Projects approved for inclusion in the Pilot Program and that are reviewed and approved according to the provisions of the Pilot Program are not required to prepare an Environmental Impact Statement under the State Environmental Policy Act.  These projects are also not required to obtain local or state permits or approvals other than the permit issued under the Pilot Program, except permits minimally necessary as a requirement of participation in a federal program.

When the WDFW concludes that a complete application has been submitted under the Pilot Program and copies of the application have been provided as required by the Pilot Program, the WDFW must provide notice of receipt of a complete permit application to the local government within whose geographical jurisdiction the project will be located, to potentially affected federally recognized tribes, and to the members of the multiagency permitting team.   

The WDFW must, in a timely manner, provide a copy of any application seeking review under the Pilot Program and shall thereafter coordinate with affected federally recognized tribes as it implements the Pilot Program.

The WDFW must evaluate and make a decision on the application not sooner than 25 days, and not later than 45 days, after receipt of a complete permit application unless the multiagency permitting team process described below has been invoked.

Within 25 days of receiving a copy of the complete project application, the local government within whose geographical jurisdiction the project would be located, any member of the multiagency permitting team, or a potentially affected federally recognized tribe may request that the WDFW place the application on hold and immediately convene a meeting with the requesting entity and the multiagency permitting team to review and evaluate the project.

All parties involved in the consultation process must work in good faith to expedite permitting.  Any party with concerns must provide the basis for its concerns and potential pathways to address those concerns.  Any party objecting to expedited permitting must provide a written basis for its objections to the WDFW or the multiagency permitting team.


Aquatic Lands—Lease or other Land Use Authorization.

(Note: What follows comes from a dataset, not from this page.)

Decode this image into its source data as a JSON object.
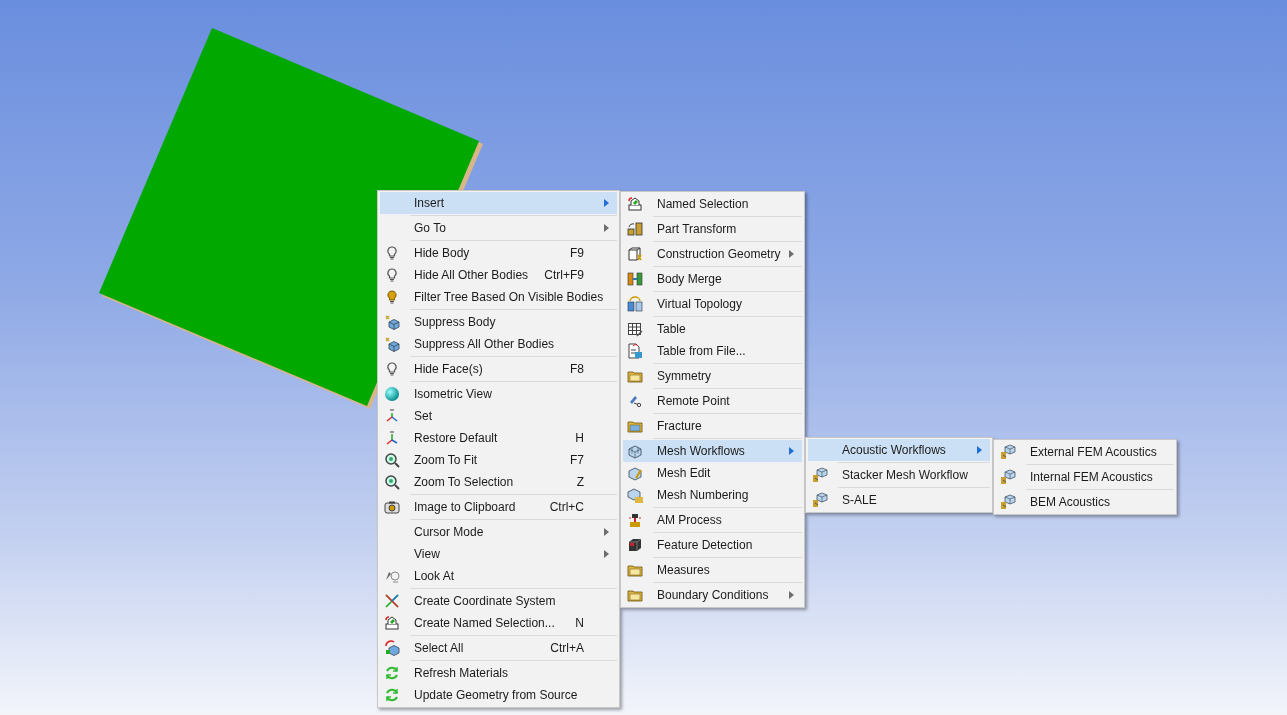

For projects that require a lease or other land use authorization from the Department of Natural Resources (DNR), the project applicant must include in its application for a permit under the Pilot Program a signed Joint Aquatic Resources Permit Application, Attachment E.  The project applicant must provide a copy of a completed application to the DNR no fewer than 30 days before the application may be filed with the WDFW.  The DNR must make a final decision on applications for projects under the Pilot Program within 30 days of the issuance of a permit under the Pilot Program.


Multiagency Permitting Team

The multiagency permitting team is made up of representatives of the local government in whose geographical jurisdiction the project would be located, the WDFW, the Department of Ecology, the Recreation and Conservation Office, the Governor's Salmon Recovery Office, the DNR, and, when the project in question is located in the Puget Sound basin, the Puget Sound Partnership.

The WDFW and the multiagency permitting team must exclude from the Pilot Program any project that the WDFW or the multiagency permitting team concludes may adversely impact human health, public safety, or the environment. 


Any person aggrieved by the approval, denial, conditioning, or modification of a permit under the Pilot Program may appeal the decision pursuant to the Hydraulic Code.


No civil liability may be imposed by any court on the state or its officers and employees for any adverse impacts resulting from a fish recovery pilot project permitted by the WDFW or the DNR under the criteria of the Pilot Program except upon proof of gross negligence or willful or wanton misconduct.



The Pilot Program expires on June 30, 2025.

Votes on Final Passage:
House 95 2
Senate 49 0

July 25, 2021